When Bent was first performed it did a great deal to highlight the treatment of gays under the Third Reich, a topic that had been swept under the carpet for generations. It still is very shocking and because of the intense nature of its subject matter in all aspects, it is able to evoke very violent reactions in people. As much as it was ardous and exhausting, I loved every minute of it.
The cast were amazing. Maybe because of what we had to do onstage every night, off stage we had an absolute blast. The Bent boyz regularly reunite in London to party on. The oldest bent boy but always the last to leave was Martin Sherman the playwright (we call him the Sherminator), an amazing man with stories that you will not believe!
Bent really challenged me. Physically I had to lose a lot of weight (annoyingly I had bulked up a bit to play Mac the Knife!) and Ann Yee the movement director put us through daily boot camp that gave me muscles in places I never wanted to get them, and Daniel Kramer the director pushed me to places that were not very pleasant to go to but utterly neccesary for the rawness and the pain that had to emanate from such a story. I will never forget it.
I played Mac the Knife in the Roundabout Theatre Company's production of The Threepenny Opera at Studio 54 on Broadway. Here I am talking to the American theatre Wing about the play and the production and my experience of doing it. I think it's better to listen to this instead of me droning on in print. Hey, we're living in the 21st century people! Click here for aural pleasure
In early 2002, I formed The Art Party with my then partner, the British director Nick Philippou. Elle was The Art Party's inaugural production. Sadly it was also its only production - the company folded in late 2003 (coincidentally so had our relationship!)
Elle was written by Jean Genet, and had never been performed in English before. I wrote a new adaptation of the play from a literal translation by Terri Gordon. Elle was directed by Nick, designed by Tim Hatley, projections were by Peter Negrini, and fashion legend Vivienne Westwood designed the costumes. The cast featured me as the Pope, Stephen Spinella, Anson Mount, Chad L. Coleman and Brian Duguay.
This was an amazing experience. Adapting the text was really intense, as the play is not only a debate about existence, but also has some very contemporary themes about our obsession with celebrity. It's also a sort of love story and a rites of passage...it's an unbelieveable play. Performing it was amazing too as I had to be on rollerskates and also had to hide from the audience that my costume had no back to it until a moment when it - and by it I mean my arse - was revealed, so that was a bit of a challenge. I played the Pope as a very weary and crabby Eastern European old man. The cast were great, the space at the Zipper was beautiful, the whole thing was really fulfilling, mostly because we had made it all happen ourselves.
Joe Mantello directed Noel Coward's play about three friends who are in love with each other, and who cannot seem to stay apart. I played Otto opposite Jennifer Ehle and Dominic West. The play opened at The American Airlines Theater on Broadway in March 2001.

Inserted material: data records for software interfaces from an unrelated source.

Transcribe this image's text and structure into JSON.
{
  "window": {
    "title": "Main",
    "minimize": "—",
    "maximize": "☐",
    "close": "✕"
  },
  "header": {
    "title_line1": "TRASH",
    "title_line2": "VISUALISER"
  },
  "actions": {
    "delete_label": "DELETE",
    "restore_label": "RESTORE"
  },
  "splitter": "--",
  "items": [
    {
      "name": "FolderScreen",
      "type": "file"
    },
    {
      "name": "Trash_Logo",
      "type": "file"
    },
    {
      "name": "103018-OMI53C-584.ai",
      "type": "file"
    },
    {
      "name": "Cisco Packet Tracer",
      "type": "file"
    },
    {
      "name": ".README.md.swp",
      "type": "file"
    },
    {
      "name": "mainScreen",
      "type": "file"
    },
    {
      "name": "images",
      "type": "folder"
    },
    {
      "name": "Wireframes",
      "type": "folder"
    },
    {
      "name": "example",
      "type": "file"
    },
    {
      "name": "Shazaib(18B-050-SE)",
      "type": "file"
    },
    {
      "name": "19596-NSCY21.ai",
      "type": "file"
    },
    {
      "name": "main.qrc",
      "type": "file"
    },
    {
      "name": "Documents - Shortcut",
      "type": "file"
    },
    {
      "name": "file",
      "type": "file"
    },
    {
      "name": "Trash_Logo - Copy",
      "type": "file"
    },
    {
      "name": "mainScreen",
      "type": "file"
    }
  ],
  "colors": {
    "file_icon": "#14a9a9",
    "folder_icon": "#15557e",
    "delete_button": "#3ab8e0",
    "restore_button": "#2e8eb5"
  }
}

I'd always wanted to do this play. I've seen it done, but never felt the true meaning of the play had ever come out. It was always one of these things that annoyed me. I thought it was such an extraordinary idea for three people to try and live together. Even now it's such a daring and provocative thing. To discuss it in the 1930s must have been an extraordinary thing. I also love Noel Coward and I love the subject matter. I love being questioned in my life and doing art that questions preconceived ideas.
It's a really hard play to do though, because you ask the audience to go on a journey that ends with them not really liking the main characters very much. I love that notion, but it's not a common one for most mainstream theatregoers to experience.